SAP: striving to lower supply chain carbon emissions
SAP and sustainable supply chains
In line with th...
SAP and sustainable supply chains
In line with the CEO Carbon Neutral Challenge, SAP has been working alongside its customers to help in the transition towards a low-carbon economy, as well as striving to deliver its own climate goals.
As part of its efforts, SAP has pledged to improve efficiency, transparency and accountability of carbon emissions across supply chains; drive innovation of processes and business models; and drive engagement between industries, governments and consumers.
“SAP is not only a world-leading innovation and technology company, we are a world-leading sustainability company,” commented Jennifer Morgan, Co-CEO and Member of the Executive Board, SAP. “Marco Bizzarri’s CEO Carbon Neutral Challenge is complementary to our own commitment to helping businesses use innovative technology to achieve their most ambitious climate goals so they can take responsible actions and make a positive difference.”
What does SAP provide for its supply chain customers?
SAP has a team of innovation services and solutions professionals, focused on helping companies embrace the disruption and transformation happening within businesses, as they start to use intelligent technologies, to track carbon emissions from their upstream supply chains to downstream logistics.
SAP also aims to be a role model for its customers, by committing to make its own operations carbon neutral by 2025 - including all direct emissions as well as, a select subset of indirect emissions from its supply chain services.When emissions can’t be avoided or reduced, SAP has pledged to compensate by investing in CO2 offsets.
“As businesses, we must all own up to the total GHG emissions our activities generate and, at the same time, invest in nature-based solutions to protect our world’s critical forests and biodiversity, simultaneously helping to mitigate climate change,” commented Marco Bizzarri, Gucci President and CEO. “I applaud SAP’s commitment to join the CEO Carbon Neutral Challenge.

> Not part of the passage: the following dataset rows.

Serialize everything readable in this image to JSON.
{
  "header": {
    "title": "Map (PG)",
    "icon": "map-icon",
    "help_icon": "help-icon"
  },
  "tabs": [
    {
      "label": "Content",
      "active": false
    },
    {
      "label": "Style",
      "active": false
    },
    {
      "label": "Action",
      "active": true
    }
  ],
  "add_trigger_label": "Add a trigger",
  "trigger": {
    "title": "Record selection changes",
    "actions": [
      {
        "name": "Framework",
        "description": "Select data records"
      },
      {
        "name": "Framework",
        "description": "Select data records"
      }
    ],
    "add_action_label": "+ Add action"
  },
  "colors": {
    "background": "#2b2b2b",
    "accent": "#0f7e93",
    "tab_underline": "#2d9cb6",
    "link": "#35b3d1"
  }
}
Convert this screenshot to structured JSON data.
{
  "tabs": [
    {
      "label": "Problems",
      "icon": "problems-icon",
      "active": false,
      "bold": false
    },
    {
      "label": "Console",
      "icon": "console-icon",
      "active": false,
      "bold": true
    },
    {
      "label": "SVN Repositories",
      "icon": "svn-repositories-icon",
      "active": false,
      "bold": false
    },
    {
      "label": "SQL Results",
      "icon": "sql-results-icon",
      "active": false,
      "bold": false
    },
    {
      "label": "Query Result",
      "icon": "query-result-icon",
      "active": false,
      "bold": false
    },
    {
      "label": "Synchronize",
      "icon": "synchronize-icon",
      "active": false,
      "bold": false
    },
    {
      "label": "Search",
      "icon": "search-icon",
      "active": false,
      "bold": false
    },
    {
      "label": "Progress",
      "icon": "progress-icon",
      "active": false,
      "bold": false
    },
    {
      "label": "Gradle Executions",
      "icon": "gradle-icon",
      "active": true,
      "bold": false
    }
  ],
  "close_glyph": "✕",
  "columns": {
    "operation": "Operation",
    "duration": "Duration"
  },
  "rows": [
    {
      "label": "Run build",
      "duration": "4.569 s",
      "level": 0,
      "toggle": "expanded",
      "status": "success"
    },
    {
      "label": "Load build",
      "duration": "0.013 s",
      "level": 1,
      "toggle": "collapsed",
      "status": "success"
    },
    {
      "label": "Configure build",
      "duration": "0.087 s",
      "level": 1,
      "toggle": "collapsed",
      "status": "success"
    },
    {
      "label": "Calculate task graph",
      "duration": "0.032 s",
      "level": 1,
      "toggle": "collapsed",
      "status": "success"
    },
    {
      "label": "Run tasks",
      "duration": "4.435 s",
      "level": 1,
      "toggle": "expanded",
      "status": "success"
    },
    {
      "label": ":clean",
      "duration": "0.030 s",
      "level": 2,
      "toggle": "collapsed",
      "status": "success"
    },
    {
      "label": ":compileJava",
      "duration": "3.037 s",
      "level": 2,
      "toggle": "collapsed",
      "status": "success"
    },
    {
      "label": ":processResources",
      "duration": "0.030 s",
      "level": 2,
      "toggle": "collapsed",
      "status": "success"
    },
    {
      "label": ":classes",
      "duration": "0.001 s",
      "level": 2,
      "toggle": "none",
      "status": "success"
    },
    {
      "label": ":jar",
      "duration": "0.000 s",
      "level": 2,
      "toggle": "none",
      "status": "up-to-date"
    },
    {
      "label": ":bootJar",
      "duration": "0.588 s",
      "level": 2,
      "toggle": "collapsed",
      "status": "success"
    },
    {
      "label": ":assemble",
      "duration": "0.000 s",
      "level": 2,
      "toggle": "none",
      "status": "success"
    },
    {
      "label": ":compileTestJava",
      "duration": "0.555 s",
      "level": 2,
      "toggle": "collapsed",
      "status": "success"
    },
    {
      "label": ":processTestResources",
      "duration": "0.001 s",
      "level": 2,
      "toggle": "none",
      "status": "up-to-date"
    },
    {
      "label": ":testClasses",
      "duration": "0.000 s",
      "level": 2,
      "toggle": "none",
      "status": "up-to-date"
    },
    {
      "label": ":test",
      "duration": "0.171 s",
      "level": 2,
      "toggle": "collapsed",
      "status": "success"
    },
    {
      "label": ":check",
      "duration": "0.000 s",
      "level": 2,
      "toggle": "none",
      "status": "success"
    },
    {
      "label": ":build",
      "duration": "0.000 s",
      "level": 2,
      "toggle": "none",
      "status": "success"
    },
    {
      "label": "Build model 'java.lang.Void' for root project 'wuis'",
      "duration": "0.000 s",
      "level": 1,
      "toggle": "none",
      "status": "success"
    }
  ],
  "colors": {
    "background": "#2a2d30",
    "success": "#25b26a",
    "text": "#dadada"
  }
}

The leadership they are showing by doing so will help create a future in which society can thrive and business can succeed, while nature is restored and protected.”
For more information on all topics for Procurement, Supply Chain & Logistics - please take a look at the latest edition of Supply Chain Digital magazine.
5 minutes with: Ivalua’s Sundar Kamak
Who are you?
My name is Sundar Kamak, I’m Head of Manufacturing Solutions at Ivalua. I’ve been with the company for around two years now, and I’m responsible for our industry solutions and our pre-sales team. Before joining Ivalua I spent almost 20 years in the source-to-pay procurement space, working for a number of providers. But I got my career started in manufacturing and supply chain, specifically in automotive and aerospace.
And what is currently taking up the majority of your professional time?
The last year I've been focused in helping organisations put together a digital transformation strategy, especially manufacturing companies, so they can continue to address some of the challenges they face due to the COVID pandemic.
The traditional approach of engineers designing their latest product then procurement going off to source no longer works
What are the biggest challenges facing your corner of supply chain?
We have a lot of clients coming from different backgrounds - aerospace, high-tech, automotive - and they’re feeling the pressure and the crunch. There’s a lack of product, lack of material availability, lack of resources, labour shortages. So, I work with the leadership in these organisations, try to understand what problems they're looking to solve and come back with Ivalua solutions that can help them address some of these challenges.
Where do the biggest opportunities lie?
If we look at manufacturing, it all comes back to procurement and supply chain being involved sooner in the process. The traditional approach of engineers designing their latest product then procurement going off to source no longer works. It’s important to treat suppliers like partners, which means you build trust, so they can participate very early on in the product design and product development process. It’s not done consistently in the manufacturing sector, but it will be key.